Yellow, five petaled flowers approximately 20mm across occur between late Spring and early to mid Summer. The flowers appear in in broad cymes at the ends of the upper branches. The sepals are pointed, with glandular dots in the tissue. There are many stamens, which are united at the base into three bundles.
Leaves exhibit obvious translucent dots when held up to the light, giving them a ‘perforated’ appearance, hence the plant's Latin name. The yellow-green leaves are sessile (having no stem), narrow, oblong leaves which are 12mm long or slightly larger.
Erect, branched in the upper section, and can grow to 1m high.
Oenothera biennis which has four petals rather than five.
The bright yellow flowers grow in clusters, have four parts, and have ribbon-shaped petals about one inch long. H. virginiana blooms in about mid fall and continues until late fall.
Alternate, simple, obovate or oval, four to six inches long, unequal at base, wavy-toothed, acute or rounded at apex. Feather-veined; midrib stout with six to seven pairs of primary veins. They come out of the bud involute, covered with stellate rusty down; when full grown, are dark green above, paler beneath; midrib and veins more or less hairy. In autumn they turn yellow with rusty spots. Petioles stout, half an inch to an inch long. Stipules lanceolate, acute, infolding the buds.
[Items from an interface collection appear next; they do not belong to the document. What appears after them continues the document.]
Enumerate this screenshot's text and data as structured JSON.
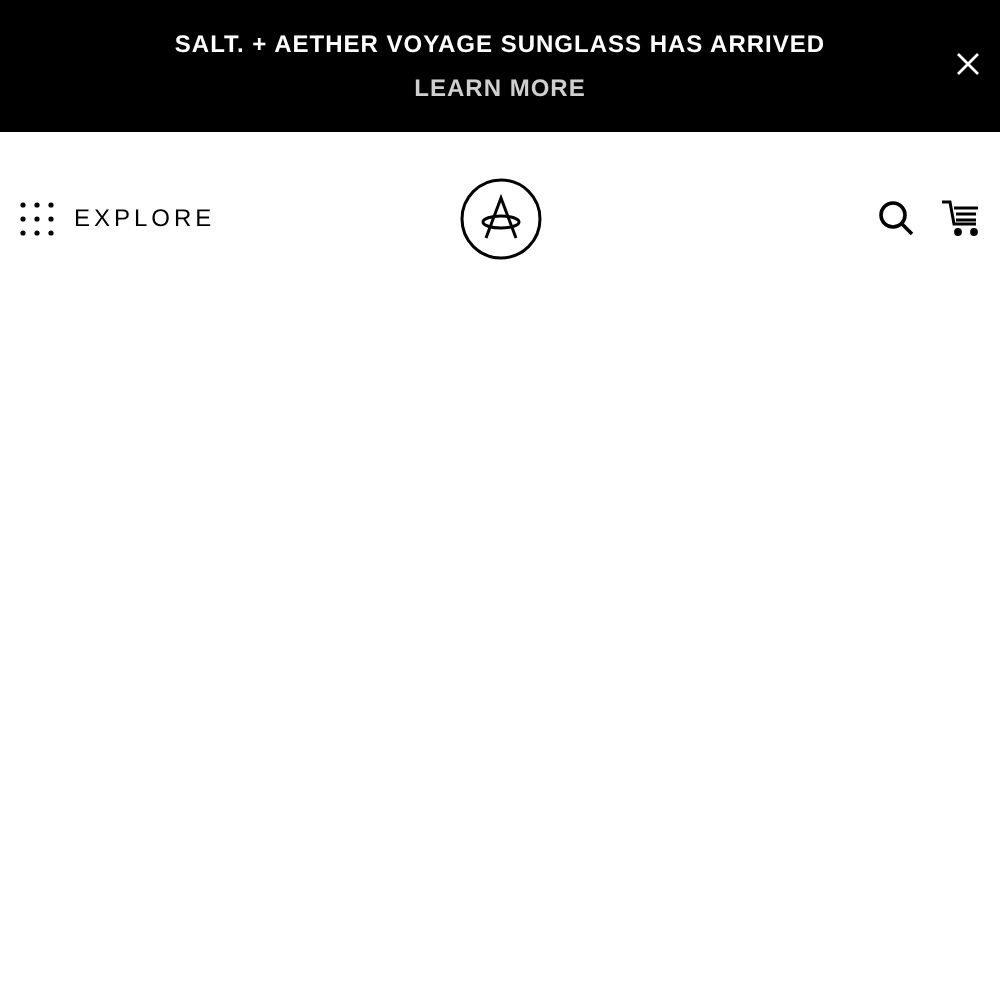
{
  "announcement": {
    "headline": "SALT. + AETHER VOYAGE SUNGLASS HAS ARRIVED",
    "link": "LEARN MORE"
  },
  "header": {
    "menu_label": "EXPLORE"
  }
}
The fruit is a hard woody capsule about ½ an inch long, which explodes and launches two shiny black seeds up to 30 feet when it is mature.